The opinion of the court was delivered by: Marilyn L. Huff, District Judge United States District Court
ORDER (1) DENYING WITHOUT PREJUDICE MOTION TO PROCEED IN FORMA PAUPERIS; (2) DIRECTING PLAINTIFF TO PAY THE FILING FEE; AND (3) DENYING WITHOUT PREJUDICE MOTION TO APPOINT COUNSEL
On June 17, 2010, Plaintiff Lamar Ellis, proceeding pro se, filed a complaint in this action against Defendants Bernard Madoff, Investment Securities LLC, Pioneer Investment Firm, Amsouth Bank, Regions Bank, Deposit Guaranty National Bank, United States Securities and Exchange Commission, Thadarine McIntosh, Moody Rating Agency, Fitch Rating Ltd., and Standard and Poor's Rating Agency, alleging that Defendants traded Plaintiffs' assets without permission, which resulted in a $13,000,000,000 loss to Plaintiffs.*fn1 (Doc. No. 1.) Plaintiff Lamar Ellis also filed a motion for leave to proceed in forma pauperis and a motion to appoint counsel. (Doc. Nos. 2 & 3.) For the following reasons, the Court DENIES Plaintiff's motion to proceed in forma pauperis, DENIES the motion for appointment of counsel, and directs Plaintiff to pay the court filing fee.
I. Motion to Proceed in Forma Pauperis
All parties instituting any civil action, suit or proceeding in a district court of the United States, except an application for writ of habeas corpus, must pay a filing fee of $350.00 See 28 U.S.C. § 1915(a). An action may proceed despite a plaintiff's failure to prepay the entire fee only if the plaintiff is granted leave to proceed in forma pauperis pursuant to 28 U.S.C. § 1915(a). SeeRodriguez v. Cook, 169 F.3d 1176, 1177 (9th Cir. 1999). The benefit of proceeding in forma pauperis is a privilege, not a right. Franklin v. Murphy, 745 F.2d 1221, 1231 (9th Cir. 1984). As 28 U.S.C. § 1915(a)(1) states, in part:
Any court of the United States may authorize the commencement, prosecution or defense of any suit, action or proceeding, civil or criminal, or appeal therein, without prepayment of fees or security therefor, by a person who submits an affidavit that includes a statement of all assets such person possesses that the person is unable to pay such fees or give security therefor.
A petitioner need not "be absolutely destitute to enjoy the benefit of this statute."

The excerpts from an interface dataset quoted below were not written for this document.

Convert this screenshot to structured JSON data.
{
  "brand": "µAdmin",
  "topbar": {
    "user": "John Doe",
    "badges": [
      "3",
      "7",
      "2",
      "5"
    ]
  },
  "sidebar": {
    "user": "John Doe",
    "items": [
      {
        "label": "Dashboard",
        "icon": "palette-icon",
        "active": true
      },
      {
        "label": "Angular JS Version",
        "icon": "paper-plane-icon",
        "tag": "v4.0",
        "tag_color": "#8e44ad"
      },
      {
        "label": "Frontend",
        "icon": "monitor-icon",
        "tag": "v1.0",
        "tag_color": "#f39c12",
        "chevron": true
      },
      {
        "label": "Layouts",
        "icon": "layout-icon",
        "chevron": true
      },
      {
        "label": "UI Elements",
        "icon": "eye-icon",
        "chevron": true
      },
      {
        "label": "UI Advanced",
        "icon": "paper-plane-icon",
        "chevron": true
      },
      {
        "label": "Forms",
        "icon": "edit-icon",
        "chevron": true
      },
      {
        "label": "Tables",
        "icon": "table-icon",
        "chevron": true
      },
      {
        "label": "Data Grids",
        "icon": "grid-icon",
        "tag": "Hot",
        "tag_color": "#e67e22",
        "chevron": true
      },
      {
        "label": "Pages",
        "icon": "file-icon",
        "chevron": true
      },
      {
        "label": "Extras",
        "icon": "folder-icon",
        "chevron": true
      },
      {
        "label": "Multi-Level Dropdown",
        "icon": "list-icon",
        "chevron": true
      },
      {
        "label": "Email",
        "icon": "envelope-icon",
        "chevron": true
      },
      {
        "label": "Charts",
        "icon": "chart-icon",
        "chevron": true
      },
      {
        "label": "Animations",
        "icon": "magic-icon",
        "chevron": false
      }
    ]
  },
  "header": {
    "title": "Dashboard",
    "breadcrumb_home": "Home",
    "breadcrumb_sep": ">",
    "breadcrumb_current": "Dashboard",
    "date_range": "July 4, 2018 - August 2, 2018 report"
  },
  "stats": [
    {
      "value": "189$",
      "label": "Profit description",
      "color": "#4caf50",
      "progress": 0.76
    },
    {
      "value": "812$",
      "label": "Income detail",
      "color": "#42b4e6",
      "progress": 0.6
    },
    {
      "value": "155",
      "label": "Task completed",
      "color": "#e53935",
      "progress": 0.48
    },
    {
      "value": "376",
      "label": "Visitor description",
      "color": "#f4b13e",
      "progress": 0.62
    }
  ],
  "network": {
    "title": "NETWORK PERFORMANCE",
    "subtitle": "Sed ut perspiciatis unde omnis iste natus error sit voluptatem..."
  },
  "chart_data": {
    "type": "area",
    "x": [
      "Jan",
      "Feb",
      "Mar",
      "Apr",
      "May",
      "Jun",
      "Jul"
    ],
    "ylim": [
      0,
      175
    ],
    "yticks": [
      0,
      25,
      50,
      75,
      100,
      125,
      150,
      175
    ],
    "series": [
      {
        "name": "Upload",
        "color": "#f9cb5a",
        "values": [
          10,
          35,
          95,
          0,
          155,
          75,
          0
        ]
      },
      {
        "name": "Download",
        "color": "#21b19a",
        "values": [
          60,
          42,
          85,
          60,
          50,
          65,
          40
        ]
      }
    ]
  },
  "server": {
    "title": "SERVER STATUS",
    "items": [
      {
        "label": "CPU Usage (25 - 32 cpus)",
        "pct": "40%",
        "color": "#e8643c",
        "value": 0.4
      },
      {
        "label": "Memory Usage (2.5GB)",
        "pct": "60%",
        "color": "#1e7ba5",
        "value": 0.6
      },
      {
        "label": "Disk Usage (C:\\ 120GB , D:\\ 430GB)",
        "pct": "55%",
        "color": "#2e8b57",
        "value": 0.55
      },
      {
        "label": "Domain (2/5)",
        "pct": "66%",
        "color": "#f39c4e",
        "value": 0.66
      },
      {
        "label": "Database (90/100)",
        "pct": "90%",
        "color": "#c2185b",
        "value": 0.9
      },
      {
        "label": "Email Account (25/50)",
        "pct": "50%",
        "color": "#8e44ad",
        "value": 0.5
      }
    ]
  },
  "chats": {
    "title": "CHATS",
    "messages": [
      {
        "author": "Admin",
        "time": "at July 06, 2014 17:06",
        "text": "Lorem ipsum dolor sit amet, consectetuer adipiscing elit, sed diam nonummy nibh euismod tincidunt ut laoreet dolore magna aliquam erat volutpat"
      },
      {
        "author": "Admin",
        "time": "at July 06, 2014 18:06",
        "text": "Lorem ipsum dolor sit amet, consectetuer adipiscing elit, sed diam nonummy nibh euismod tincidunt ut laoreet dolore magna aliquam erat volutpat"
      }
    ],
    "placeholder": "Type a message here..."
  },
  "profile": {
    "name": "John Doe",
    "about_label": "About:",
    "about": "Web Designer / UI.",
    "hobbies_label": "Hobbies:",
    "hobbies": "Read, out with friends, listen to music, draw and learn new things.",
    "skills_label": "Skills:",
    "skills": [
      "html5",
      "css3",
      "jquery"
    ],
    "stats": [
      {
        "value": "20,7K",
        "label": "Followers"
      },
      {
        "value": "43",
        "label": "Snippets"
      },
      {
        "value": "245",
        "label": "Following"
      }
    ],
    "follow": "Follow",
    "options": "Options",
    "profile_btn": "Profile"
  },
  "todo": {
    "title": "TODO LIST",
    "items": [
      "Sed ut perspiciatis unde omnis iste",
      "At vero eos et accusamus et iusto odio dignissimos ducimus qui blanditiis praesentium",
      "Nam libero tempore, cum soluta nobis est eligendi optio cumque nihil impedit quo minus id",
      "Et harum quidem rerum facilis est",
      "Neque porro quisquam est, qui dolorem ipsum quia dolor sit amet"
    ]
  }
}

Adkins v. E.I. DuPont de Nemours & Co., 335 U.S. 331, 339 (1948); Jefferson v. United States, 277 F.2d 723, 725 (9th Cir. 1960), cert. denied, 364 U.S. 896 (1960). He must, however, demonstrate his poverty with "some particularity, definiteness, and certainty."
United States v. McQuade, 647 F.2d 938, 940 (9th Cir.1981) (per curiam).
The Court notes that the complaint names as Defendants, among others, Bernard Madoff and various investment entities. (Doc. No. 1.) Plaintiff has alleged that he and his co-Plaintiffs suffered a loss in the amount of $13 billion dollars. (Id.) However, in this case, after reviewing Plaintiff Lamar Ellis's affidavit, the Court concludes that Plaintiff has not made an adequate showing that he is unable to pay the filing fee.*fn2 (Doc. No. 2.) Plaintiff Lamar Ellis is not incarcerated, and currently receives a total of $4,262.00 per month in the form of social security, civil service disability, and VA disability payments. (Id. at 1-2.) Plaintiff's affidavit also indicates that his checking account balance is approximately $1100.00. (Id. at 2.) Under these facts, the Court is not persuaded that Plaintiff Lamar Ellis is unable to pay the filing fee from his available funds. Accordingly, the Court DENIES without prejudice Plaintiff's motion for leave to proceed in forma pauperis, and directs Plaintiff to pay the $350.00 filing fee.
II. Motion to Appoint Counsel
In an in forma pauperis action, a district court "may request an attorney to represent any person unable to afford counsel." 28 U.S.C. § 1915(e)(1). The decision whether to appoint counsel is within the discretion of the court and is "granted only in exceptional circumstances." Agyeman v. Corrections Corp. of America, 390 F.3d 1101, 1103 (9th Cir. 2004) (quoting Franklin v. Murphy, 745 F.2d 1221, 1236 (9th Cir. 1984)). In exercising its discretion, the court must consider three factors: "(1) the plaintiff's financial resources, (2) the efforts made by plaintiff to secure counsel, and (3) whether the plaintiff's claim has merit." Bradshaw v. Zoological Soc. of San Diego, 662 F.2d 1301, 1318 ...